World Federation of Science Journalists

How did you become a Science Writer? - leading journalists respond


August 30, 2010

Award winning British science writer, Ed Yong, writes the hugely popular blog, Not Exactly Rocket Science. http://blogs.discovermagazine.com/notrocketscience/

“I’m really interesting in writing about science and I was wondering how you got into it and whether you had any tips?”
At some point in our careers, all science writers receive an email like this and most of us probably sent one when we started out. While it’s important to encourage the next generation of scribes, replying to such requests isn’t always easy. It’s time-consuming, for a start. More importantly, science writing (or journalism or blogging or whatever term you care to choose) is a diverse endeavour that dwarfs our own meagre experiences. It would be far more instructive for newcomers to get a flavour of this diversity from a range of different writers.
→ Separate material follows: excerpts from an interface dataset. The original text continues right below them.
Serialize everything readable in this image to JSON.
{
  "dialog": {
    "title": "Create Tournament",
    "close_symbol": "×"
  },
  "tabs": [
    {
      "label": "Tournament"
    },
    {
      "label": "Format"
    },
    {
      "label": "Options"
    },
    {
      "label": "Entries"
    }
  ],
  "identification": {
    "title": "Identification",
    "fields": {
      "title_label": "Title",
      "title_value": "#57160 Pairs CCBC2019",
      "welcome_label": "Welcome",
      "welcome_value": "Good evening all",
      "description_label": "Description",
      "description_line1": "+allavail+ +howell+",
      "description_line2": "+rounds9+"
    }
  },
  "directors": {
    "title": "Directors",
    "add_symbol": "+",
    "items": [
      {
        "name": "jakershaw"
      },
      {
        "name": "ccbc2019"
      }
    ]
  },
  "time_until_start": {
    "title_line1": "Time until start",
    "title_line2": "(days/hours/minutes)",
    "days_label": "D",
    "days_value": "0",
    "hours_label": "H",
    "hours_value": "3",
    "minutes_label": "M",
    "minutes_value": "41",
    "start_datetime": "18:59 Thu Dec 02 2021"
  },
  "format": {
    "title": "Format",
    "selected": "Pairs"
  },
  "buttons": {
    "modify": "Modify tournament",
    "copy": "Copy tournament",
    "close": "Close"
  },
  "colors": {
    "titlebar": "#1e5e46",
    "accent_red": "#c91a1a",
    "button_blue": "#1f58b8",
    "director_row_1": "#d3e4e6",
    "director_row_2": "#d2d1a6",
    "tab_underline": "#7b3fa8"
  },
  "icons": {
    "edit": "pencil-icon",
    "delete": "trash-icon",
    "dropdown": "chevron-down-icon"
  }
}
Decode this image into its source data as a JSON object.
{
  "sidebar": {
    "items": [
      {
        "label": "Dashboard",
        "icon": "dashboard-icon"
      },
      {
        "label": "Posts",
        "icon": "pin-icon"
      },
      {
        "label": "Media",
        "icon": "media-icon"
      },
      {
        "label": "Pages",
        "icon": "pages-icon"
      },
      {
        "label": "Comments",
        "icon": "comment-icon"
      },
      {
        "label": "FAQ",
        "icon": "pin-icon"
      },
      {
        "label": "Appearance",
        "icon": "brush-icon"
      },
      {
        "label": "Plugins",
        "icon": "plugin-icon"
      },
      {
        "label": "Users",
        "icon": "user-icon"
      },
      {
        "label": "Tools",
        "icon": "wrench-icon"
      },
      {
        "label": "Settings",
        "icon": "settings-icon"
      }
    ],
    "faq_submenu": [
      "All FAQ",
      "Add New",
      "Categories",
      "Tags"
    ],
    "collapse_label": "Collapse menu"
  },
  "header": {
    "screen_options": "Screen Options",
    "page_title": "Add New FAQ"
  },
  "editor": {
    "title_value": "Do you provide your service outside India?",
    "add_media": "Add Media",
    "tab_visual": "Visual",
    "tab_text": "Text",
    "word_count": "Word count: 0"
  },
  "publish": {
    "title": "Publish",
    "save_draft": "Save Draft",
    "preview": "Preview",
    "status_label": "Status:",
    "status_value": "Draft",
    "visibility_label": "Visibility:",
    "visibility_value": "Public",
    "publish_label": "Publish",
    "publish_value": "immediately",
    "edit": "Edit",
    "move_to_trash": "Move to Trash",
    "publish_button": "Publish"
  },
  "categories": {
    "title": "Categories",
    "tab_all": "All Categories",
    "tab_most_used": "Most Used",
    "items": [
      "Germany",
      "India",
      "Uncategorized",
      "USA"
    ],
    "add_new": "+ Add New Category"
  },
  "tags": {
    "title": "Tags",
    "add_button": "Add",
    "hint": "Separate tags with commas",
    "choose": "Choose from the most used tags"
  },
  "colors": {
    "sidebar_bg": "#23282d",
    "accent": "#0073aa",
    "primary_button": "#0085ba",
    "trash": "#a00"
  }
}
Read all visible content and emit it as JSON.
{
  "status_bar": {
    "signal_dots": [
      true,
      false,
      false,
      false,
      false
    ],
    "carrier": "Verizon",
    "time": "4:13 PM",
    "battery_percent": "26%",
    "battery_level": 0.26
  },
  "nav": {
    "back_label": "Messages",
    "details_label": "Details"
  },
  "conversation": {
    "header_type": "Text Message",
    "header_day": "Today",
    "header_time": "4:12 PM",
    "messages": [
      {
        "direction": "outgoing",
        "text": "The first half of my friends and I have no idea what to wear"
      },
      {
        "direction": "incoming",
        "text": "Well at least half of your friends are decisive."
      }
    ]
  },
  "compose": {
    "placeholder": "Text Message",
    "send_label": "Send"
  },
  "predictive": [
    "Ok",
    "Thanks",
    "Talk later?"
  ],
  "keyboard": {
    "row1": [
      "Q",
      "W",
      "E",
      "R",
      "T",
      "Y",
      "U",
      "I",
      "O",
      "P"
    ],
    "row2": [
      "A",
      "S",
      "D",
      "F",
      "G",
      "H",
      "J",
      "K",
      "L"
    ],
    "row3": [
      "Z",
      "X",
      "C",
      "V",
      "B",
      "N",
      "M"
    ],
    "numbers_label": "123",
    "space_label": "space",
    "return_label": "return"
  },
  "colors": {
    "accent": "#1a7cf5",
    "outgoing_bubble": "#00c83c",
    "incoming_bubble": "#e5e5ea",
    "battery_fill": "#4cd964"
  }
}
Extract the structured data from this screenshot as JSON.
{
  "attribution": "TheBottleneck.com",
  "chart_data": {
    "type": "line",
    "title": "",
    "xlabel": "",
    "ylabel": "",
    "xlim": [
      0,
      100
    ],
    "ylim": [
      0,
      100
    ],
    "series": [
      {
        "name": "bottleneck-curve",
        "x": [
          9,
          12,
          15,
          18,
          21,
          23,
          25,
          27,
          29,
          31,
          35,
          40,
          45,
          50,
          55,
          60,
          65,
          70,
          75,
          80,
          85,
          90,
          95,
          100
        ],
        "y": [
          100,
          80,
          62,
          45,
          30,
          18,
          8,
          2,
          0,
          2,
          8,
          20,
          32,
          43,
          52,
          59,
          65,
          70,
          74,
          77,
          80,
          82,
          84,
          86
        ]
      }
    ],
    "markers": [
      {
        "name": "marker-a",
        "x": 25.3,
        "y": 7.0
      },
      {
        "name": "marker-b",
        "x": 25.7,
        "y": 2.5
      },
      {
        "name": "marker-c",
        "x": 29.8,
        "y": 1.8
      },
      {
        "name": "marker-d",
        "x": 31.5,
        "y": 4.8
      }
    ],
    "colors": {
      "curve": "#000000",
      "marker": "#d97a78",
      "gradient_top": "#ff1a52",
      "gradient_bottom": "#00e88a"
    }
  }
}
(image source: discovermagazine.com)
Ed Yong
To this end, I started a thread on my blogNot Exactly Rocket Science – where writers from around the world could tell their ‘origin stories’ and to provide advice for bright-eyed hopefuls. The thread would act as a permanent resource that pooled the collective wisdom of the world’s top writers and chronicled the varied ways of breaking into the field.

The response has floored me. I initially asked for submissions from a dozen or so people who I knew personally, to get the thread off to a flying start but within a day, there were 70 entries. Within a week, there were 125 and more are trickling in all the time. As you might expect, the stories are witty, poetic and lengthy (I really ought to have known better than to tell a group of writers to write about themselves with no word limit). Some are practical, others inspirational. Together, they describe a field that has grown considerably in recent years and that, despite recent prophecies of doom, shows no sign of disappearing. And together, they will hopefully inspire the next recruits into our varied ranks.
http://blogs.discovermagazine.com/notrocketscience/2010/07/29/on-the-origin-of-science-writers/

Ed welcomes further contributions from science journalists around the world – spread the word, and add your own stories!